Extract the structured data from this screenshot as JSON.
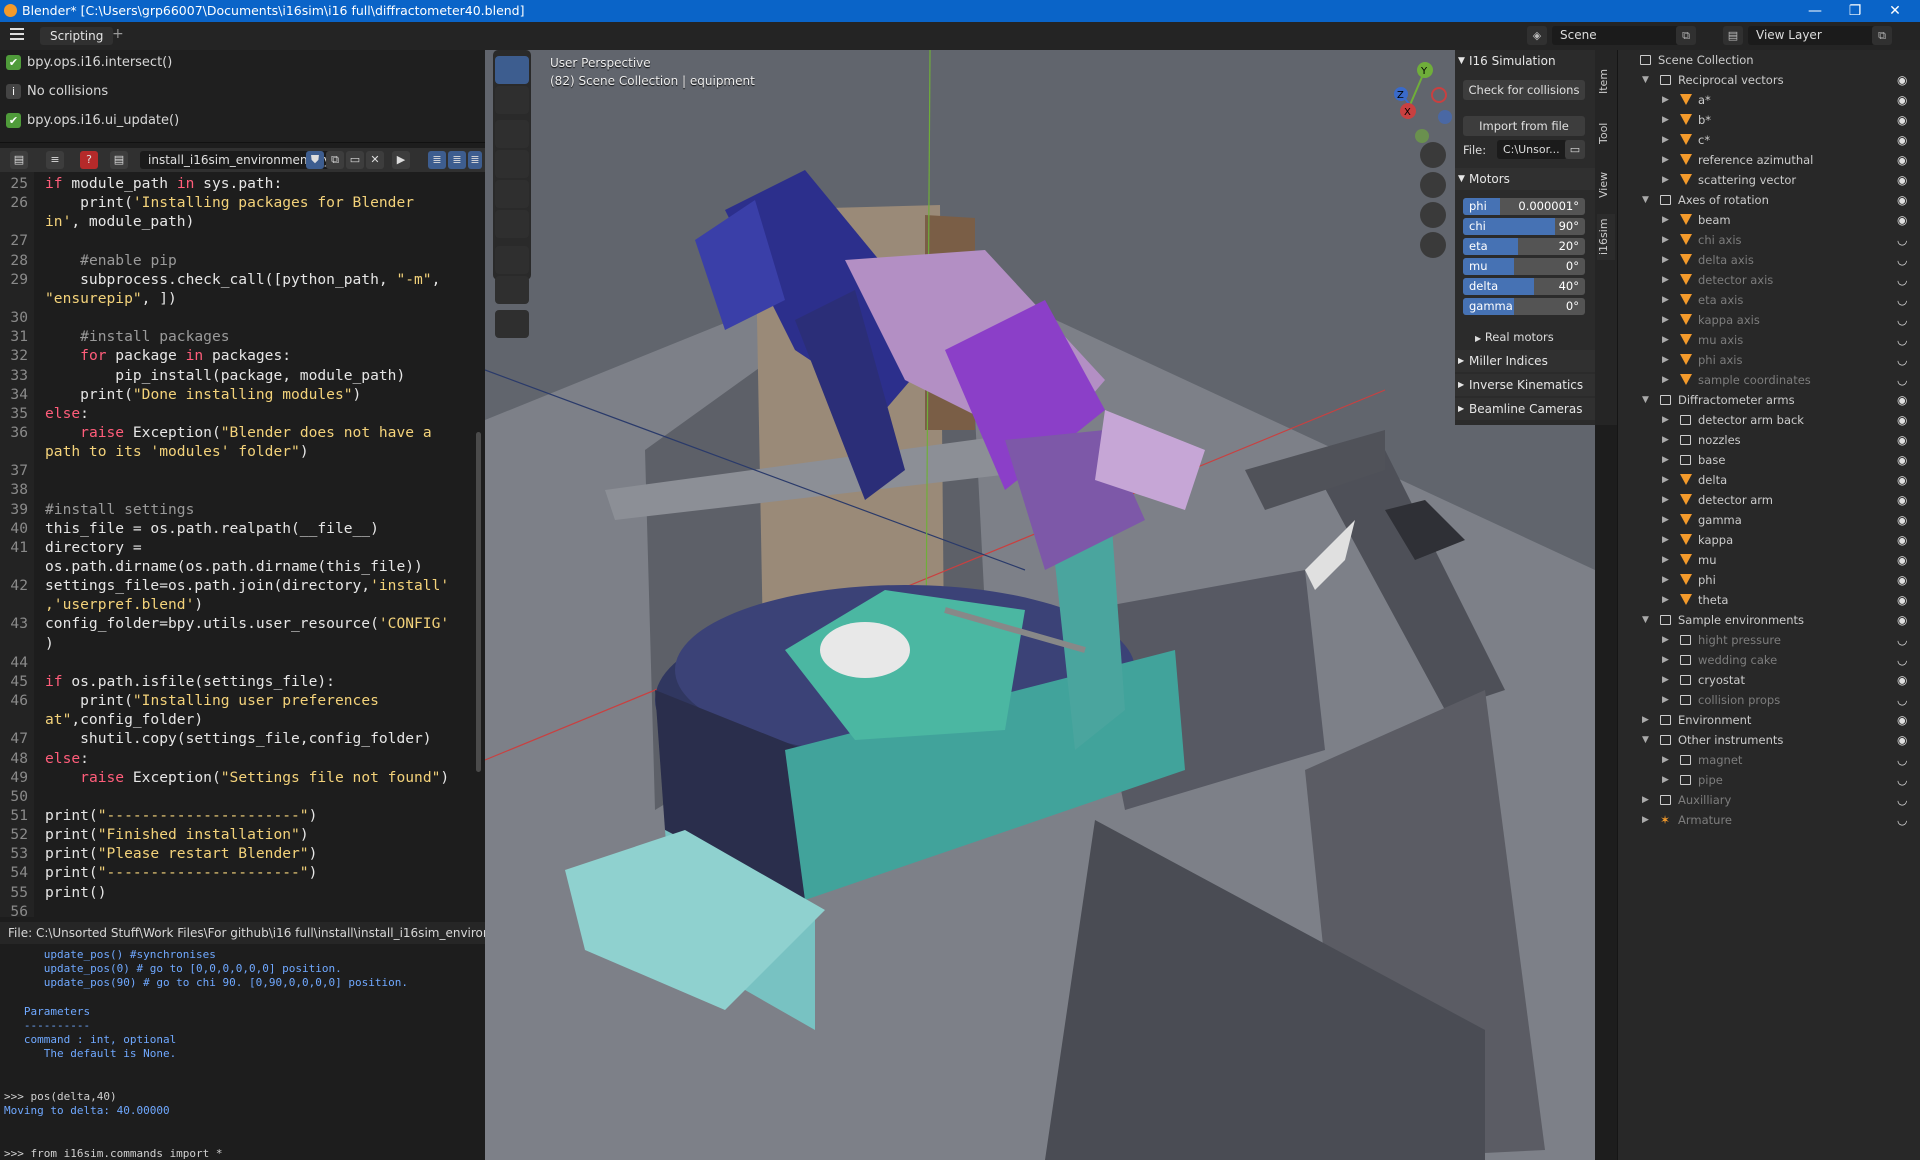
{
  "window": {
    "title": "Blender* [C:\\Users\\grp66007\\Documents\\i16sim\\i16 full\\diffractometer40.blend]",
    "minimize": "—",
    "maximize": "❐",
    "close": "✕"
  },
  "topbar": {
    "workspace_tab": "Scripting",
    "add_tab": "+",
    "scene": "Scene",
    "view_layer": "View Layer"
  },
  "info": [
    {
      "icon": "check",
      "text": "bpy.ops.i16.intersect()"
    },
    {
      "icon": "info",
      "text": "No collisions"
    },
    {
      "icon": "check",
      "text": "bpy.ops.i16.ui_update()"
    }
  ],
  "text_editor": {
    "file_name": "install_i16sim_environment.py",
    "footer": "File: C:\\Unsorted Stuff\\Work Files\\For github\\i16 full\\install\\install_i16sim_environment.py",
    "lines": [
      {
        "n": "25",
        "html": "<span class='kw'>if</span> module_path <span class='kw'>in</span> sys.path:"
      },
      {
        "n": "26",
        "html": "    print(<span class='str'>'Installing packages for Blender</span>"
      },
      {
        "n": "",
        "html": "<span class='str'>in'</span>, module_path)"
      },
      {
        "n": "27",
        "html": ""
      },
      {
        "n": "28",
        "html": "    <span class='cm'>#enable pip</span>"
      },
      {
        "n": "29",
        "html": "    subprocess.check_call([python_path, <span class='str'>\"-m\"</span>,"
      },
      {
        "n": "",
        "html": "<span class='str'>\"ensurepip\"</span>, ])"
      },
      {
        "n": "30",
        "html": ""
      },
      {
        "n": "31",
        "html": "    <span class='cm'>#install packages</span>"
      },
      {
        "n": "32",
        "html": "    <span class='kw'>for</span> package <span class='kw'>in</span> packages:"
      },
      {
        "n": "33",
        "html": "        pip_install(package, module_path)"
      },
      {
        "n": "34",
        "html": "    print(<span class='str'>\"Done installing modules\"</span>)"
      },
      {
        "n": "35",
        "html": "<span class='kw'>else</span>:"
      },
      {
        "n": "36",
        "html": "    <span class='kw'>raise</span> Exception(<span class='str'>\"Blender does not have a</span>"
      },
      {
        "n": "",
        "html": "<span class='str'>path to its 'modules' folder\"</span>)"
      },
      {
        "n": "37",
        "html": ""
      },
      {
        "n": "38",
        "html": ""
      },
      {
        "n": "39",
        "html": "<span class='cm'>#install settings</span>"
      },
      {
        "n": "40",
        "html": "this_file = os.path.realpath(__file__)"
      },
      {
        "n": "41",
        "html": "directory ="
      },
      {
        "n": "",
        "html": "os.path.dirname(os.path.dirname(this_file))"
      },
      {
        "n": "42",
        "html": "settings_file=os.path.join(directory,<span class='str'>'install'</span>"
      },
      {
        "n": "",
        "html": "<span class='str'>,'userpref.blend'</span>)"
      },
      {
        "n": "43",
        "html": "config_folder=bpy.utils.user_resource(<span class='str'>'CONFIG'</span>"
      },
      {
        "n": "",
        "html": ")"
      },
      {
        "n": "44",
        "html": ""
      },
      {
        "n": "45",
        "html": "<span class='kw'>if</span> os.path.isfile(settings_file):"
      },
      {
        "n": "46",
        "html": "    print(<span class='str'>\"Installing user preferences</span>"
      },
      {
        "n": "",
        "html": "<span class='str'>at\"</span>,config_folder)"
      },
      {
        "n": "47",
        "html": "    shutil.copy(settings_file,config_folder)"
      },
      {
        "n": "48",
        "html": "<span class='kw'>else</span>:"
      },
      {
        "n": "49",
        "html": "    <span class='kw'>raise</span> Exception(<span class='str'>\"Settings file not found\"</span>)"
      },
      {
        "n": "50",
        "html": ""
      },
      {
        "n": "51",
        "html": "print(<span class='str'>\"----------------------\"</span>)"
      },
      {
        "n": "52",
        "html": "print(<span class='str'>\"Finished installation\"</span>)"
      },
      {
        "n": "53",
        "html": "print(<span class='str'>\"Please restart Blender\"</span>)"
      },
      {
        "n": "54",
        "html": "print(<span class='str'>\"----------------------\"</span>)"
      },
      {
        "n": "55",
        "html": "print()"
      },
      {
        "n": "56",
        "html": ""
      }
    ]
  },
  "console": [
    {
      "c": "b",
      "t": "      update_pos() #synchronises"
    },
    {
      "c": "b",
      "t": "      update_pos(0) # go to [0,0,0,0,0,0] position."
    },
    {
      "c": "b",
      "t": "      update_pos(90) # go to chi 90. [0,90,0,0,0,0] position."
    },
    {
      "c": "b",
      "t": ""
    },
    {
      "c": "b",
      "t": "   Parameters"
    },
    {
      "c": "b",
      "t": "   ----------"
    },
    {
      "c": "b",
      "t": "   command : int, optional"
    },
    {
      "c": "b",
      "t": "      The default is None."
    },
    {
      "c": "b",
      "t": ""
    },
    {
      "c": "b",
      "t": ""
    },
    {
      "c": "w",
      "t": ">>> pos(delta,40)"
    },
    {
      "c": "b",
      "t": "Moving to delta: 40.00000"
    },
    {
      "c": "b",
      "t": ""
    },
    {
      "c": "w",
      "t": ""
    },
    {
      "c": "w",
      "t": ">>> from i16sim.commands import *"
    }
  ],
  "viewport": {
    "perspective": "User Perspective",
    "collection": "(82) Scene Collection | equipment",
    "gizmo": {
      "x": "X",
      "y": "Y",
      "z": "Z"
    }
  },
  "npanel": {
    "header": "I16 Simulation",
    "check_button": "Check for collisions",
    "import_button": "Import from file",
    "file_label": "File:",
    "file_value": "C:\\Unsor...",
    "motors_header": "Motors",
    "motors": [
      {
        "name": "phi",
        "value": "0.000001°",
        "fill": 0.3
      },
      {
        "name": "chi",
        "value": "90°",
        "fill": 0.75
      },
      {
        "name": "eta",
        "value": "20°",
        "fill": 0.45
      },
      {
        "name": "mu",
        "value": "0°",
        "fill": 0.42
      },
      {
        "name": "delta",
        "value": "40°",
        "fill": 0.58
      },
      {
        "name": "gamma",
        "value": "0°",
        "fill": 0.42
      }
    ],
    "real_motors": "Real motors",
    "subpanels": [
      "Miller Indices",
      "Inverse Kinematics",
      "Beamline Cameras"
    ]
  },
  "sidetabs": [
    "Item",
    "Tool",
    "View",
    "i16sim"
  ],
  "outliner": {
    "rows": [
      {
        "d": 0,
        "t": "root",
        "name": "Scene Collection",
        "open": null,
        "dim": false
      },
      {
        "d": 1,
        "t": "coll",
        "name": "Reciprocal vectors",
        "open": true,
        "dim": false
      },
      {
        "d": 2,
        "t": "obj",
        "name": "a*",
        "open": false,
        "dim": false
      },
      {
        "d": 2,
        "t": "obj",
        "name": "b*",
        "open": false,
        "dim": false
      },
      {
        "d": 2,
        "t": "obj",
        "name": "c*",
        "open": false,
        "dim": false
      },
      {
        "d": 2,
        "t": "obj",
        "name": "reference azimuthal",
        "open": false,
        "dim": false
      },
      {
        "d": 2,
        "t": "obj",
        "name": "scattering vector",
        "open": false,
        "dim": false
      },
      {
        "d": 1,
        "t": "coll",
        "name": "Axes of rotation",
        "open": true,
        "dim": false
      },
      {
        "d": 2,
        "t": "obj",
        "name": "beam",
        "open": false,
        "dim": false
      },
      {
        "d": 2,
        "t": "obj",
        "name": "chi axis",
        "open": false,
        "dim": true
      },
      {
        "d": 2,
        "t": "obj",
        "name": "delta axis",
        "open": false,
        "dim": true
      },
      {
        "d": 2,
        "t": "obj",
        "name": "detector axis",
        "open": false,
        "dim": true
      },
      {
        "d": 2,
        "t": "obj",
        "name": "eta axis",
        "open": false,
        "dim": true
      },
      {
        "d": 2,
        "t": "obj",
        "name": "kappa axis",
        "open": false,
        "dim": true
      },
      {
        "d": 2,
        "t": "obj",
        "name": "mu axis",
        "open": false,
        "dim": true
      },
      {
        "d": 2,
        "t": "obj",
        "name": "phi axis",
        "open": false,
        "dim": true
      },
      {
        "d": 2,
        "t": "obj",
        "name": "sample coordinates",
        "open": false,
        "dim": true
      },
      {
        "d": 1,
        "t": "coll",
        "name": "Diffractometer arms",
        "open": true,
        "dim": false
      },
      {
        "d": 2,
        "t": "coll",
        "name": "detector arm back",
        "open": false,
        "dim": false
      },
      {
        "d": 2,
        "t": "coll",
        "name": "nozzles",
        "open": false,
        "dim": false
      },
      {
        "d": 2,
        "t": "coll",
        "name": "base",
        "open": false,
        "dim": false
      },
      {
        "d": 2,
        "t": "obj",
        "name": "delta",
        "open": false,
        "dim": false
      },
      {
        "d": 2,
        "t": "obj",
        "name": "detector arm",
        "open": false,
        "dim": false
      },
      {
        "d": 2,
        "t": "obj",
        "name": "gamma",
        "open": false,
        "dim": false
      },
      {
        "d": 2,
        "t": "obj",
        "name": "kappa",
        "open": false,
        "dim": false
      },
      {
        "d": 2,
        "t": "obj",
        "name": "mu",
        "open": false,
        "dim": false
      },
      {
        "d": 2,
        "t": "obj",
        "name": "phi",
        "open": false,
        "dim": false
      },
      {
        "d": 2,
        "t": "obj",
        "name": "theta",
        "open": false,
        "dim": false
      },
      {
        "d": 1,
        "t": "coll",
        "name": "Sample environments",
        "open": true,
        "dim": false
      },
      {
        "d": 2,
        "t": "coll",
        "name": "hight pressure",
        "open": false,
        "dim": true
      },
      {
        "d": 2,
        "t": "coll",
        "name": "wedding cake",
        "open": false,
        "dim": true
      },
      {
        "d": 2,
        "t": "coll",
        "name": "cryostat",
        "open": false,
        "dim": false
      },
      {
        "d": 2,
        "t": "coll",
        "name": "collision props",
        "open": false,
        "dim": true
      },
      {
        "d": 1,
        "t": "coll",
        "name": "Environment",
        "open": false,
        "dim": false
      },
      {
        "d": 1,
        "t": "coll",
        "name": "Other instruments",
        "open": true,
        "dim": false
      },
      {
        "d": 2,
        "t": "coll",
        "name": "magnet",
        "open": false,
        "dim": true
      },
      {
        "d": 2,
        "t": "coll",
        "name": "pipe",
        "open": false,
        "dim": true
      },
      {
        "d": 1,
        "t": "coll",
        "name": "Auxilliary",
        "open": false,
        "dim": true
      },
      {
        "d": 1,
        "t": "arm",
        "name": "Armature",
        "open": false,
        "dim": true
      }
    ]
  },
  "colors": {
    "accent": "#4672b4",
    "object_orange": "#f39a2b",
    "titlebar": "#0a64c8"
  }
}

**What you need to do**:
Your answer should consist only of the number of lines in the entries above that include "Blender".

**Exercise output**:
4